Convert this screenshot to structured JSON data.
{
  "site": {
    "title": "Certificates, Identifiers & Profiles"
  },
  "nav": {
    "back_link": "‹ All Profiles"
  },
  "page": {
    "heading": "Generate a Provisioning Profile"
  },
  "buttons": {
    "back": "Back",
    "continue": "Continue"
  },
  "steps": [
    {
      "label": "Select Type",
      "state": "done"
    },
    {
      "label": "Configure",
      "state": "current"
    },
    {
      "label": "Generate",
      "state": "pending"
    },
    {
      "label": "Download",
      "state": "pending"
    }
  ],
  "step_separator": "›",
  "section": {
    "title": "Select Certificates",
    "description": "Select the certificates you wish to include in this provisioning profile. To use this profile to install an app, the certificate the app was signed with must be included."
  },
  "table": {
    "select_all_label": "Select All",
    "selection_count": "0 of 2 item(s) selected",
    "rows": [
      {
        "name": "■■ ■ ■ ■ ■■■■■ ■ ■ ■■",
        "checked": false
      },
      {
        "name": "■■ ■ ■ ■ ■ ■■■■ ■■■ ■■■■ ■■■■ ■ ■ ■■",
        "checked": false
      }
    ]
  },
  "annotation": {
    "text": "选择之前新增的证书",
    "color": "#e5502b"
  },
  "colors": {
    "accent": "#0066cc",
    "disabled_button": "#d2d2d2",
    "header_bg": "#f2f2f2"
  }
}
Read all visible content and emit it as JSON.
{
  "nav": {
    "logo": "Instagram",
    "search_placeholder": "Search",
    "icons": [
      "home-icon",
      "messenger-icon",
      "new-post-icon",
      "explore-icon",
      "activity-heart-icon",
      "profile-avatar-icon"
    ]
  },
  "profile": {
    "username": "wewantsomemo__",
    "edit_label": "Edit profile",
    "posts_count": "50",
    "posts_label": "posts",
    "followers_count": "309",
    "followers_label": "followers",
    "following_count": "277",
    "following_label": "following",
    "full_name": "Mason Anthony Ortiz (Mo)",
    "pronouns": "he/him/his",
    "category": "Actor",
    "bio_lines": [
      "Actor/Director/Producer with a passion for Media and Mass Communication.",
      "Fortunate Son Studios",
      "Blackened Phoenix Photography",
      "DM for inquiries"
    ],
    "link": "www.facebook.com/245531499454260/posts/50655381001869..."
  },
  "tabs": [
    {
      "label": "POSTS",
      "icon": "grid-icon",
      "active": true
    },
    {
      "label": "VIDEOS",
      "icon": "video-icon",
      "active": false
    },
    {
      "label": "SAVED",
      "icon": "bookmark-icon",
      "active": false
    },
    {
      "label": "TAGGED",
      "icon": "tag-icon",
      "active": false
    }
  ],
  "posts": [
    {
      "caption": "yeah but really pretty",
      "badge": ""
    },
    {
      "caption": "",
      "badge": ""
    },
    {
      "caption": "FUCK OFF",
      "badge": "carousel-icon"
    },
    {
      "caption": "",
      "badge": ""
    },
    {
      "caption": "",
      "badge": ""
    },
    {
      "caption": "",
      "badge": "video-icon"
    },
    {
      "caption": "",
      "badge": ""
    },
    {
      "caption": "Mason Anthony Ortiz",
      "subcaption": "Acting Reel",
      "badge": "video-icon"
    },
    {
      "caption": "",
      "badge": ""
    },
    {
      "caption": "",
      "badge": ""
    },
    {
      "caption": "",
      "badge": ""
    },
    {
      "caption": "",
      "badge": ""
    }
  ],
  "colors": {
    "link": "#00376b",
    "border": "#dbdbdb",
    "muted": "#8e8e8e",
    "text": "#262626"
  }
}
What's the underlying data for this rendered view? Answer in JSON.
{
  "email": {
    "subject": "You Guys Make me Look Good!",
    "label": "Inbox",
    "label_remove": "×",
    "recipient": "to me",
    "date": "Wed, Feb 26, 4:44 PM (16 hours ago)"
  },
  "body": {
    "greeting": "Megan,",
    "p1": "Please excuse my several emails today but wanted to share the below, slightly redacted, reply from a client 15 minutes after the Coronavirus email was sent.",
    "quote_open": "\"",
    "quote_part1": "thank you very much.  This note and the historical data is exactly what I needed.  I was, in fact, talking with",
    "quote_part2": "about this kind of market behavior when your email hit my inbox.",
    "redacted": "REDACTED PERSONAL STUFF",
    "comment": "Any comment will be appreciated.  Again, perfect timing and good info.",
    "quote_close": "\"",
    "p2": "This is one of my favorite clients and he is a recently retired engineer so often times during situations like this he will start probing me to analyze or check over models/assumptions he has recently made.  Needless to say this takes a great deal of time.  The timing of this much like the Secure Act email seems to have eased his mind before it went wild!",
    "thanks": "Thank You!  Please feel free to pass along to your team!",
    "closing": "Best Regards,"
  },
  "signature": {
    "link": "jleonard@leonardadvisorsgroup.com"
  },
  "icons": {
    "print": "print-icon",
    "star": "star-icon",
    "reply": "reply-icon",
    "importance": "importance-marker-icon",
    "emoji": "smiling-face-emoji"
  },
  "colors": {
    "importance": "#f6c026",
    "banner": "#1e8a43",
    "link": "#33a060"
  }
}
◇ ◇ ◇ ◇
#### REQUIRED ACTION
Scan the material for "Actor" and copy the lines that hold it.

#### EXPECTED ANSWER
    "category": "Actor",
      "Actor/Director/Producer with a passion for Media and Mass Communication.",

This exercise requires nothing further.